Information Technology (IT) and Operational Technology (OT) are both necessary to improve a smart building. IT is usually responsible for processing information and the network it runs over. OT is the hardware and applications that sense and/or cause changes in the monitoring or control of physical devices, processes and events like HVAC, lighting and security. Typically, IT folks don’t really get too involved in OT processes, and OT doesn’t really understand traditional IT governance and processes such as Information Technology Infrastructure Library (ITIL), cybersecurity, etc. Without both working together, they’re like two wrestlers, each with one hand tied behind their back.
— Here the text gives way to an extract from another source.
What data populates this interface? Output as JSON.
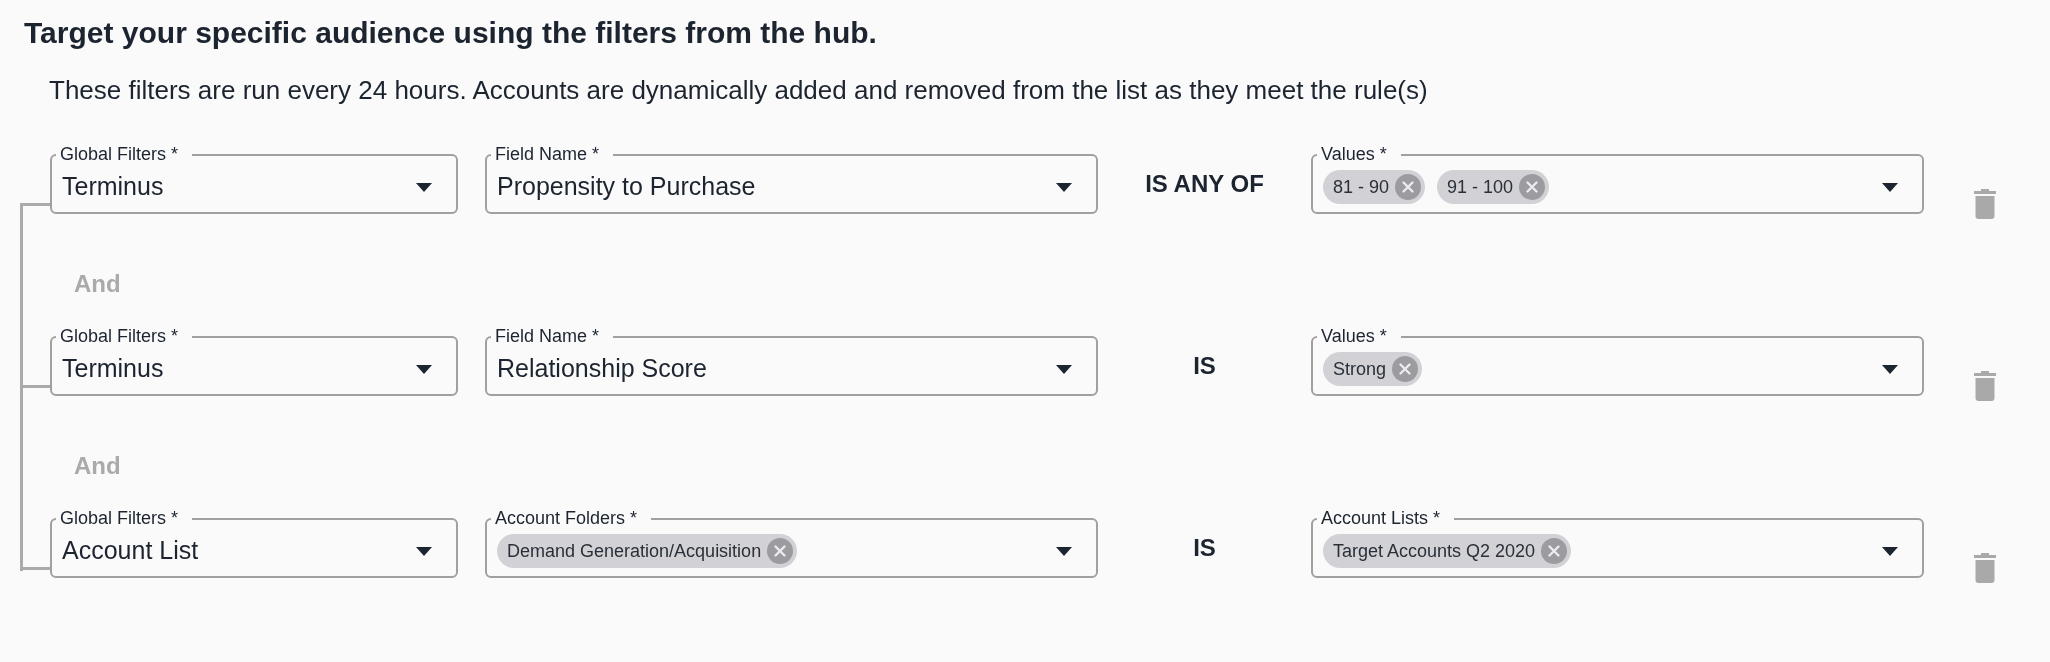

In this webinar we’ll explore how IT and OT can break down the communication barriers and work together to ensure better results.
Jesse Carrillo is responsible for directing all corporate technology, strategy and standards for Hines worldwide. Jesse joined Hines in 1994 as a consultant to assist in the implementation of the firm's accounting and property management software. He took over the responsibility for Hines IT as CTO in 2007 and later promoted to CIO in 2009.
Ryan Allbaugh has over 20 years of experience in the IT industry. Currently, he leads highly knowledgeable and collaborative teams to design and implement technical solutions for Wells Fargo’s corporate properties group. As the former CIO of the largest private commercial real estate developer in the southeast, Ryan applied his extensive knowledge to implement technology solutions impacting the real estate industry, such as his role in the development of one of the most technologically sophisticated buildings in the world, the Duke Energy Center in Charlotte, NC.
Vladi Shuntorov is Lucid's President and Cofounder. Vladi led Lucid's early product and engineering teams and has driven the evolution of the company from its inception in 2004 to the launch of BuildingOS. A recipient of awards from U.S. EPA and Cleantech Open, Vladi has dozens of widely cited publications in the field and has delivered many distinguished presentations, including at TEDx. Vladi helped pioneer groundbreaking research in commercial building monitoring systems and realtime feedback technology.